Friday, January 28th, 2022
Of course today started with our 2 ml. of saliva in our test tube for our COVID test, our health survey and our temperature check.
When we looked outside the ship decks had drifts from the snow and wind as we traveled to Alta, Norway. Around 11:00 AM we docked in Alta.
The ship sailing in the Altafjord, 23 miles long, had beautiful views.
Being this far north, the sunrise was at 9:33 AM and sunset at 12:47 PM. It was 23˚ when we arrived in Alta. It was windy too so it felt colder than the temperature indicated.
After lunch we had a three hour excursion that was a tour of Alta which has about 2,000 inhabitants. An interesting fact they shared was that Alta is on the same longitude as Athens, Greece!
Our first stop was the Northern Lights Cathedral. We listened to the Cathedral guide give us a brief history and explanation about the building itself. It was a parish church of the Church of Norway and was located near the center of town. If you walk down Alta’s main shopping street you will run into the cathedral. The church was built in 2013 and seats 350 people and it is made of concrete and wood. The exterior was made of titanium in a circular shape.
Inside was an impressive organ and a bronze statue of Christ that is a little over 14 feet.
The Cathedral’s lower level had an exhibit about the aurora borealis and it included a ten minute video that was a compilation of Northern lights viewings. It was beautiful!
A statue of Kristian Birkeland (1867-1917) was located outside of the cathedral. He was a Norwegian scientist who first tied the northern lights with electromagnetic storms from the sun. One is currently heading our way and we hope to see the northern lights this evening!
The Alta Museum and World Heritage Rock Art Centre was another of our stops.
It would be best to visit this museum in the summer. It’s known for its thousands of rock carvings. These carvings are from a settlement dating from 4200 to 500 B.C. It’s also an UNESCO World Heritage site. Unfortunately for us, all of the carvings (petroglyphs) are covered by several feet of snow!

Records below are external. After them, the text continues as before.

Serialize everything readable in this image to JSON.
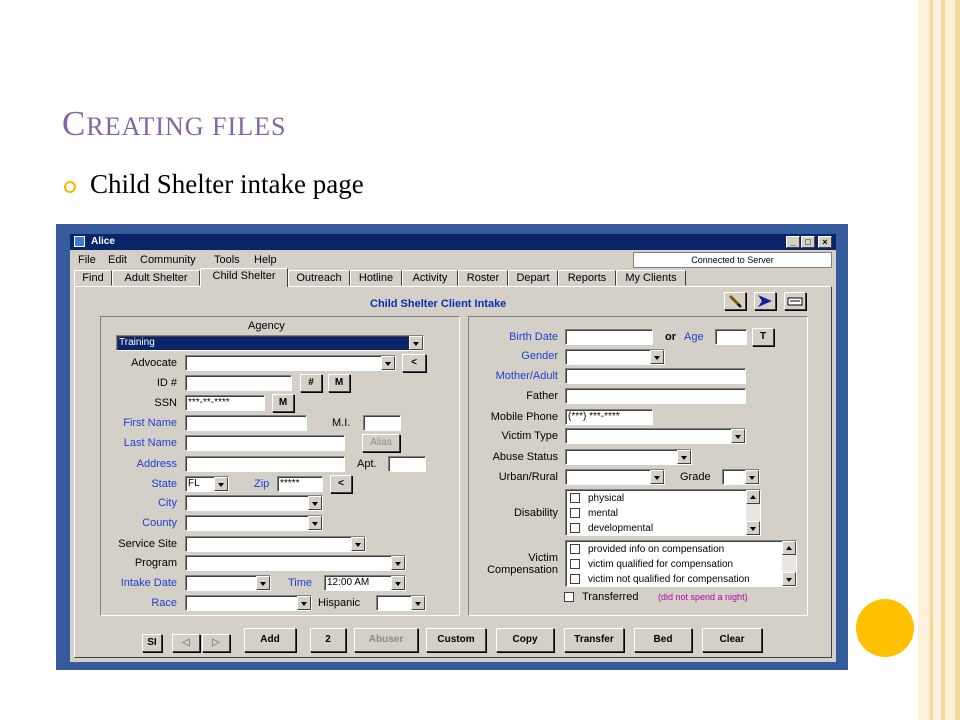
{
  "slide": {
    "title_cap": "C",
    "title_rest": "REATING FILES",
    "bullet": "Child Shelter intake page"
  },
  "colors": {
    "title": "#8465a0",
    "accent": "#ffc000",
    "window_frame": "#355b9d",
    "field_label_blue": "#1e3fd0",
    "form_title": "#0a2fb0"
  },
  "window": {
    "title": "Alice",
    "controls": [
      "_",
      "□",
      "×"
    ],
    "menu": [
      "File",
      "Edit",
      "Community",
      "Tools",
      "Help"
    ],
    "status": "Connected to Server",
    "tabs": [
      "Find",
      "Adult Shelter",
      "Child Shelter",
      "Outreach",
      "Hotline",
      "Activity",
      "Roster",
      "Depart",
      "Reports",
      "My Clients"
    ],
    "active_tab": "Child Shelter"
  },
  "form": {
    "title": "Child Shelter Client Intake",
    "toolbar_icons": [
      "pencil-icon",
      "arrow-right-icon",
      "card-icon"
    ],
    "left": {
      "agency_label": "Agency",
      "agency_value": "Training",
      "advocate_label": "Advocate",
      "advocate_btn": "<",
      "id_label": "ID #",
      "id_btn_hash": "#",
      "id_btn_m": "M",
      "ssn_label": "SSN",
      "ssn_value": "***-**-****",
      "ssn_btn": "M",
      "first_name_label": "First Name",
      "mi_label": "M.I.",
      "last_name_label": "Last Name",
      "alias_btn": "Alias",
      "address_label": "Address",
      "apt_label": "Apt.",
      "state_label": "State",
      "state_value": "FL",
      "zip_label": "Zip",
      "zip_value": "*****",
      "zip_btn": "<",
      "city_label": "City",
      "county_label": "County",
      "service_site_label": "Service Site",
      "program_label": "Program",
      "intake_date_label": "Intake Date",
      "time_label": "Time",
      "time_value": "12:00 AM",
      "race_label": "Race",
      "hispanic_label": "Hispanic"
    },
    "right": {
      "birth_date_label": "Birth Date",
      "or_label": "or",
      "age_label": "Age",
      "age_btn": "T",
      "gender_label": "Gender",
      "mother_label": "Mother/Adult",
      "father_label": "Father",
      "mobile_label": "Mobile Phone",
      "mobile_value": "(***) ***-****",
      "victim_type_label": "Victim Type",
      "abuse_status_label": "Abuse Status",
      "urban_label": "Urban/Rural",
      "grade_label": "Grade",
      "disability_label": "Disability",
      "disability_items": [
        "physical",
        "mental",
        "developmental"
      ],
      "victim_comp_label_1": "Victim",
      "victim_comp_label_2": "Compensation",
      "victim_comp_items": [
        "provided info on compensation",
        "victim qualified for compensation",
        "victim not qualified for compensation"
      ],
      "transferred_label": "Transferred",
      "transferred_note": "(did not spend a night)"
    }
  },
  "bottom_bar": {
    "si": "SI",
    "prev": "◁",
    "next": "▷",
    "buttons": [
      "Add",
      "2",
      "Abuser",
      "Custom",
      "Copy",
      "Transfer",
      "Bed",
      "Clear"
    ]
  }
}
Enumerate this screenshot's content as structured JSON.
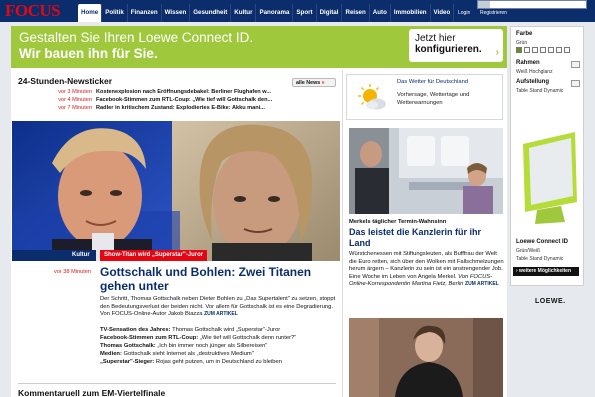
{
  "header": {
    "logo": "FOCUS",
    "nav": [
      "Home",
      "Politik",
      "Finanzen",
      "Wissen",
      "Gesundheit",
      "Kultur",
      "Panorama",
      "Sport",
      "Digital",
      "Reisen",
      "Auto",
      "Immobilien",
      "Video"
    ],
    "login": "Login",
    "register": "Registrieren"
  },
  "banner": {
    "line1": "Gestalten Sie Ihren Loewe Connect ID.",
    "line2": "Wir bauen ihn für Sie.",
    "cta_line1": "Jetzt hier",
    "cta_line2": "konfigurieren.",
    "cta_arrow": "›",
    "accent": "#9fc83c"
  },
  "newsticker": {
    "title": "24-Stunden-Newsticker",
    "all_news": "alle News",
    "all_news_arrow": "»",
    "items": [
      {
        "time": "vor 3 Minuten",
        "text": "Kostenexplosion nach Eröffnungsdebakel: Berliner Flughafen w..."
      },
      {
        "time": "vor 4 Minuten",
        "text": "Facebook-Stimmen zum RTL-Coup: „Wie tief will Gottschalk den..."
      },
      {
        "time": "vor 7 Minuten",
        "text": "Radler in kritischem Zustand: Explodiertes E-Bike: Akku mani..."
      }
    ]
  },
  "lead": {
    "section": "Kultur",
    "kicker": "Show-Titan wird „Superstar\"-Juror",
    "time": "vor 38 Minuten",
    "headline": "Gottschalk und Bohlen: Zwei Titanen gehen unter",
    "teaser": "Der Schritt, Thomas Gottschalk neben Dieter Bohlen zu „Das Supertalent\" zu setzen, stoppt den Bedeutungsverlust der beiden nicht. Vor allem für Gottschalk ist es eine Degradierung. Von FOCUS-Online-Autor Jakob Biazza",
    "more": "ZUM ARTIKEL",
    "related": [
      {
        "bold": "TV-Sensation des Jahres:",
        "text": "Thomas Gottschalk wird „Superstar\"-Juror"
      },
      {
        "bold": "Facebook-Stimmen zum RTL-Coup:",
        "text": "„Wie tief will Gottschalk denn runter?\""
      },
      {
        "bold": "Thomas Gottschalk:",
        "text": "„Ich bin immer noch jünger als Silbereisen\""
      },
      {
        "bold": "Medien:",
        "text": "Gottschalk sieht Internet als „destruktives Medium\""
      },
      {
        "bold": "„Superstar\"-Sieger:",
        "text": "Rojas geht putzen, um in Deutschland zu bleiben"
      }
    ]
  },
  "bottom": {
    "title": "Kommentaruell zum EM-Viertelfinale"
  },
  "weather": {
    "title": "Das Wetter für Deutschland",
    "sub": "Vorhersage, Wettertage und Wetterwarnungen"
  },
  "merkel": {
    "kicker": "Merkels täglicher Termin-Wahnsinn",
    "headline": "Das leistet die Kanzlerin für ihr Land",
    "teaser": "Würstchenessen mit Stiftungsleuten, als Bufffrau der Welt die Euro retten, sich über den Wolken mit Fallschmelzungen herum ärgern – Kanzlerin zu sein ist ein anstrengender Job. Eine Woche im Leben von Angela Merkel.",
    "author": "Von FOCUS-Online-Korrespondentin Martina Fietz, Berlin",
    "more": "ZUM ARTIKEL"
  },
  "ad": {
    "farbe_label": "Farbe",
    "farbe_value": "Grün",
    "rahmen_label": "Rahmen",
    "rahmen_value": "Weiß Hochglanz",
    "aufstellung_label": "Aufstellung",
    "aufstellung_value": "Table Stand Dynamic",
    "model": "Loewe Connect ID",
    "model_spec1": "Grün/Weiß",
    "model_spec2": "Table Stand Dynamic",
    "button": "› weitere Möglichkeiten",
    "brand": "LOEWE."
  }
}
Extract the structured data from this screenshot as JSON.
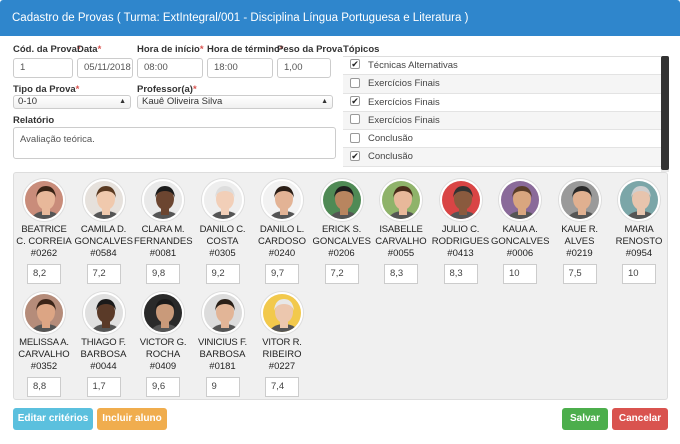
{
  "title": "Cadastro de Provas ( Turma: ExtIntegral/001 - Disciplina Língua Portuguesa e Literatura )",
  "form": {
    "cod_label": "Cód. da Prova",
    "cod_value": "1",
    "data_label": "Data",
    "data_value": "05/11/2018",
    "inicio_label": "Hora de início",
    "inicio_value": "08:00",
    "termino_label": "Hora de término",
    "termino_value": "18:00",
    "peso_label": "Peso da Prova",
    "peso_value": "1,00",
    "tipo_label": "Tipo da Prova",
    "tipo_value": "0-10",
    "professor_label": "Professor(a)",
    "professor_value": "Kauê Oliveira Silva",
    "relatorio_label": "Relatório",
    "relatorio_value": "Avaliação teórica.",
    "required_mark": "*"
  },
  "topics": {
    "label": "Tópicos",
    "items": [
      {
        "label": "Técnicas Alternativas",
        "checked": true
      },
      {
        "label": "Exercícios Finais",
        "checked": false
      },
      {
        "label": "Exercícios Finais",
        "checked": true
      },
      {
        "label": "Exercícios Finais",
        "checked": false
      },
      {
        "label": "Conclusão",
        "checked": false
      },
      {
        "label": "Conclusão",
        "checked": true
      }
    ]
  },
  "students": [
    {
      "first": "BEATRICE",
      "last": "C. CORREIA",
      "code": "#0262",
      "grade": "8,2",
      "skin": "#e8b89a",
      "hair": "#3a2416",
      "bg": "#c98c7a"
    },
    {
      "first": "CAMILA D.",
      "last": "GONCALVES",
      "code": "#0584",
      "grade": "7,2",
      "skin": "#f0c9ad",
      "hair": "#5a3a22",
      "bg": "#e6e1dc"
    },
    {
      "first": "CLARA M.",
      "last": "FERNANDES",
      "code": "#0081",
      "grade": "9,8",
      "skin": "#6b4530",
      "hair": "#1a1a1a",
      "bg": "#e9e9e9"
    },
    {
      "first": "DANILO C.",
      "last": "COSTA",
      "code": "#0305",
      "grade": "9,2",
      "skin": "#f2cfb8",
      "hair": "#dddddd",
      "bg": "#eeeeee"
    },
    {
      "first": "DANILO L.",
      "last": "CARDOSO",
      "code": "#0240",
      "grade": "9,7",
      "skin": "#e3b395",
      "hair": "#2b1e16",
      "bg": "#f2f2f2"
    },
    {
      "first": "ERICK S.",
      "last": "GONCALVES",
      "code": "#0206",
      "grade": "7,2",
      "skin": "#b8855f",
      "hair": "#1e1e1e",
      "bg": "#4f8a55"
    },
    {
      "first": "ISABELLE",
      "last": "CARVALHO",
      "code": "#0055",
      "grade": "8,3",
      "skin": "#e8b89a",
      "hair": "#4a2c1a",
      "bg": "#8fb36a"
    },
    {
      "first": "JULIO C.",
      "last": "RODRIGUES",
      "code": "#0413",
      "grade": "8,3",
      "skin": "#8a5a3e",
      "hair": "#333333",
      "bg": "#d94545"
    },
    {
      "first": "KAUA A.",
      "last": "GONCALVES",
      "code": "#0006",
      "grade": "10",
      "skin": "#d9a67f",
      "hair": "#5a3d2a",
      "bg": "#8a6a9a"
    },
    {
      "first": "KAUE R.",
      "last": "ALVES",
      "code": "#0219",
      "grade": "7,5",
      "skin": "#e0b090",
      "hair": "#2a2a2a",
      "bg": "#9a9a9a"
    },
    {
      "first": "MARIA",
      "last": "RENOSTO",
      "code": "#0954",
      "grade": "10",
      "skin": "#e7c4ad",
      "hair": "#cfcfcf",
      "bg": "#7ba6a8"
    },
    {
      "first": "MELISSA A.",
      "last": "CARVALHO",
      "code": "#0352",
      "grade": "8,8",
      "skin": "#dca584",
      "hair": "#3b2418",
      "bg": "#b58c7a"
    },
    {
      "first": "THIAGO F.",
      "last": "BARBOSA",
      "code": "#0044",
      "grade": "1,7",
      "skin": "#5a3a28",
      "hair": "#1a1a1a",
      "bg": "#e0e0e0"
    },
    {
      "first": "VICTOR G.",
      "last": "ROCHA",
      "code": "#0409",
      "grade": "9,6",
      "skin": "#c99a7a",
      "hair": "#1a1a1a",
      "bg": "#2a2a2a"
    },
    {
      "first": "VINICIUS F.",
      "last": "BARBOSA",
      "code": "#0181",
      "grade": "9",
      "skin": "#e2b597",
      "hair": "#2a2018",
      "bg": "#dcdcdc"
    },
    {
      "first": "VITOR R.",
      "last": "RIBEIRO",
      "code": "#0227",
      "grade": "7,4",
      "skin": "#ecc7ae",
      "hair": "#e8e8e8",
      "bg": "#f2c94c"
    }
  ],
  "buttons": {
    "edit": "Editar critérios",
    "add": "Incluir aluno",
    "save": "Salvar",
    "cancel": "Cancelar"
  },
  "colors": {
    "header": "#2f86cc",
    "edit": "#5bc0de",
    "add": "#f0ad4e",
    "save": "#4cae4c",
    "cancel": "#d9534f"
  }
}
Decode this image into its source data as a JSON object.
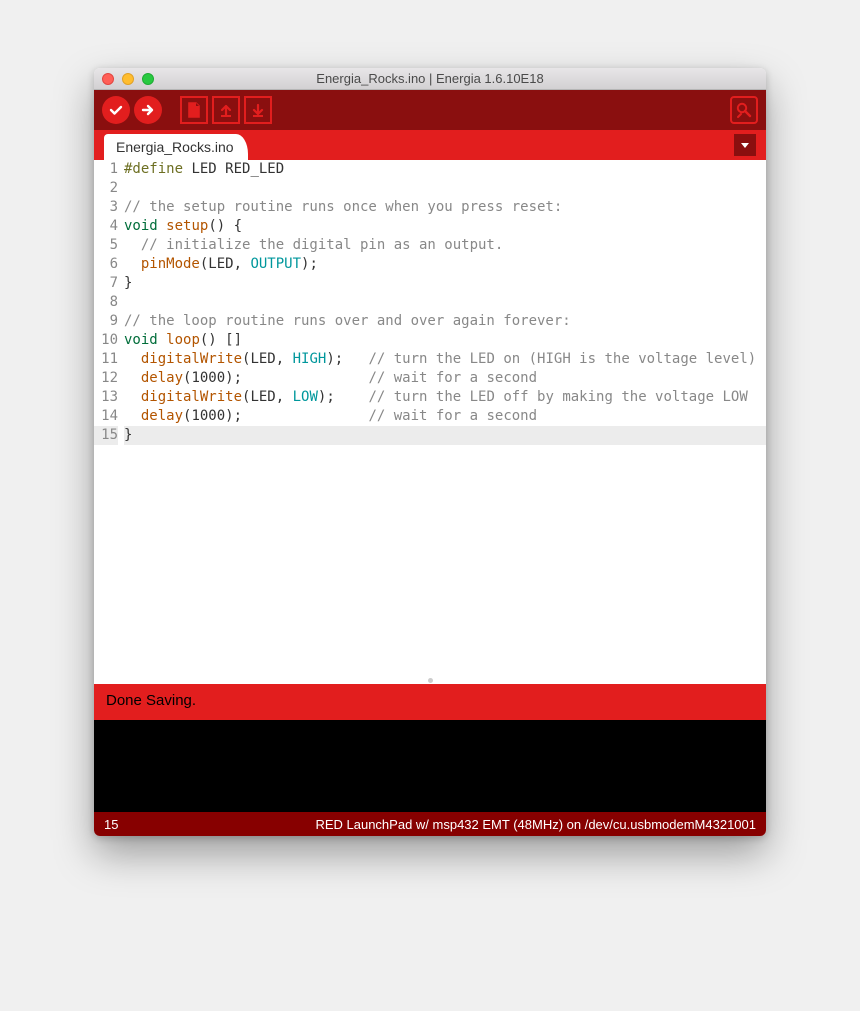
{
  "window": {
    "title": "Energia_Rocks.ino | Energia 1.6.10E18"
  },
  "tabs": {
    "active": "Energia_Rocks.ino"
  },
  "toolbar_icons": {
    "verify": "check-icon",
    "upload": "arrow-right-icon",
    "new": "file-icon",
    "open": "upload-icon",
    "save": "download-icon",
    "serial": "serial-monitor-icon",
    "tabmenu": "triangle-down-icon"
  },
  "code": {
    "lines": [
      {
        "n": "1",
        "tokens": [
          [
            "pre",
            "#define"
          ],
          [
            "txt",
            " LED RED_LED"
          ]
        ]
      },
      {
        "n": "2",
        "tokens": [
          [
            "txt",
            ""
          ]
        ]
      },
      {
        "n": "3",
        "tokens": [
          [
            "com",
            "// the setup routine runs once when you press reset:"
          ]
        ]
      },
      {
        "n": "4",
        "tokens": [
          [
            "key",
            "void"
          ],
          [
            "txt",
            " "
          ],
          [
            "fun",
            "setup"
          ],
          [
            "txt",
            "() {"
          ]
        ]
      },
      {
        "n": "5",
        "tokens": [
          [
            "txt",
            "  "
          ],
          [
            "com",
            "// initialize the digital pin as an output."
          ]
        ]
      },
      {
        "n": "6",
        "tokens": [
          [
            "txt",
            "  "
          ],
          [
            "fun",
            "pinMode"
          ],
          [
            "txt",
            "(LED, "
          ],
          [
            "const",
            "OUTPUT"
          ],
          [
            "txt",
            ");"
          ]
        ]
      },
      {
        "n": "7",
        "tokens": [
          [
            "txt",
            "}"
          ]
        ]
      },
      {
        "n": "8",
        "tokens": [
          [
            "txt",
            ""
          ]
        ]
      },
      {
        "n": "9",
        "tokens": [
          [
            "com",
            "// the loop routine runs over and over again forever:"
          ]
        ]
      },
      {
        "n": "10",
        "tokens": [
          [
            "key",
            "void"
          ],
          [
            "txt",
            " "
          ],
          [
            "fun",
            "loop"
          ],
          [
            "txt",
            "() []"
          ]
        ]
      },
      {
        "n": "11",
        "tokens": [
          [
            "txt",
            "  "
          ],
          [
            "fun",
            "digitalWrite"
          ],
          [
            "txt",
            "(LED, "
          ],
          [
            "const",
            "HIGH"
          ],
          [
            "txt",
            ");   "
          ],
          [
            "com",
            "// turn the LED on (HIGH is the voltage level)"
          ]
        ]
      },
      {
        "n": "12",
        "tokens": [
          [
            "txt",
            "  "
          ],
          [
            "fun",
            "delay"
          ],
          [
            "txt",
            "(1000);               "
          ],
          [
            "com",
            "// wait for a second"
          ]
        ]
      },
      {
        "n": "13",
        "tokens": [
          [
            "txt",
            "  "
          ],
          [
            "fun",
            "digitalWrite"
          ],
          [
            "txt",
            "(LED, "
          ],
          [
            "const",
            "LOW"
          ],
          [
            "txt",
            ");    "
          ],
          [
            "com",
            "// turn the LED off by making the voltage LOW"
          ]
        ]
      },
      {
        "n": "14",
        "tokens": [
          [
            "txt",
            "  "
          ],
          [
            "fun",
            "delay"
          ],
          [
            "txt",
            "(1000);               "
          ],
          [
            "com",
            "// wait for a second"
          ]
        ]
      },
      {
        "n": "15",
        "tokens": [
          [
            "txt",
            "}"
          ]
        ],
        "hl": true
      }
    ]
  },
  "status": {
    "message": "Done Saving."
  },
  "footer": {
    "line_number": "15",
    "board_info": "RED LaunchPad w/ msp432 EMT (48MHz) on /dev/cu.usbmodemM4321001"
  }
}
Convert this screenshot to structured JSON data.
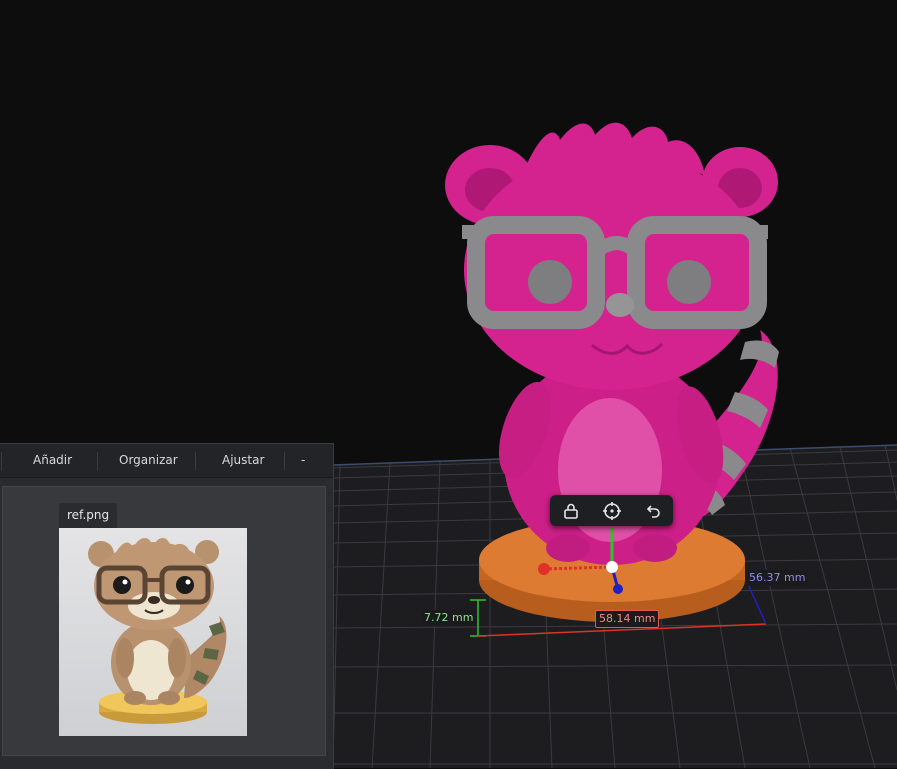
{
  "menu": {
    "items": [
      {
        "label": "Añadir"
      },
      {
        "label": "Organizar"
      },
      {
        "label": "Ajustar"
      },
      {
        "label": "-"
      }
    ]
  },
  "reference": {
    "label": "ref.png"
  },
  "toolbar": {
    "buttons": [
      {
        "icon": "lock-icon"
      },
      {
        "icon": "crosshair-icon"
      },
      {
        "icon": "undo-icon"
      }
    ]
  },
  "dimensions": {
    "height": "7.72 mm",
    "width": "58.14 mm",
    "depth": "56.37 mm"
  },
  "colors": {
    "model_body": "#d4238e",
    "model_glasses": "#8a8a8c",
    "model_base": "#d9772e",
    "axis_x": "#e0302a",
    "axis_y": "#2fc22f",
    "axis_z": "#2020c0"
  }
}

Instead of looking at them outside we went through the exhibit, Traces in Stone, explaining the carvings. This exhibit did have some loose rock carvings that gave us an idea of what was outside!
The stone below was named after the popular fictional children’s book character Pippi Longstocking who was known for her pigtails! In 1950, this stone was discovered in a potato field about 12 1/2 northwest of Alta.
The museum had an exhibit called “Natural Born Killers- Predators in Norway”. It showed the thirteen species of natural predators, from the smallest, a snow mouse to the largest, the polar bear. The exhibit talked about the lives of these animals and their role today in Norway. The exhibit had each predator represented by a taxidermist version of the animal.
A temporary exhibition was of Sami (native Norwegians) clothing and traditions and crafts. Jorunn Løkvold spent three years researching the use of mica which in the Sami language is called “fox gold”. The clothes were beautifully decorated.
A permanent exhibition about Bjorn Wirkola, one of the world’s best ski jumpers, and he was from Alta. The exhibit included his medals, awards, skis, boots, etc… It was quite a tribute to him.
The museum had a cafe where we enjoyed a mug of hot chocolate and the views out the back.
At 8:30 PM we left full of excitement because we were heading out in search of the Northern Lights! It was an hour drive out of town to our stopping spot. The roads were narrow and steep!
When we got off the bus at 9:30 PM the aurora borealis was dancing in the sky. The night sky was full of stars and “dancing lights”! We were in awe and for awhile we just enjoyed the spectacular show. We had until 11:30 to view the lights. We were back on the ship after 12:30 AM.
Seeing the Northern Lights was definitely a highlight of our trip! It was a “bucket list” item that we were lucky enough to check off and also experience a new country, Norway!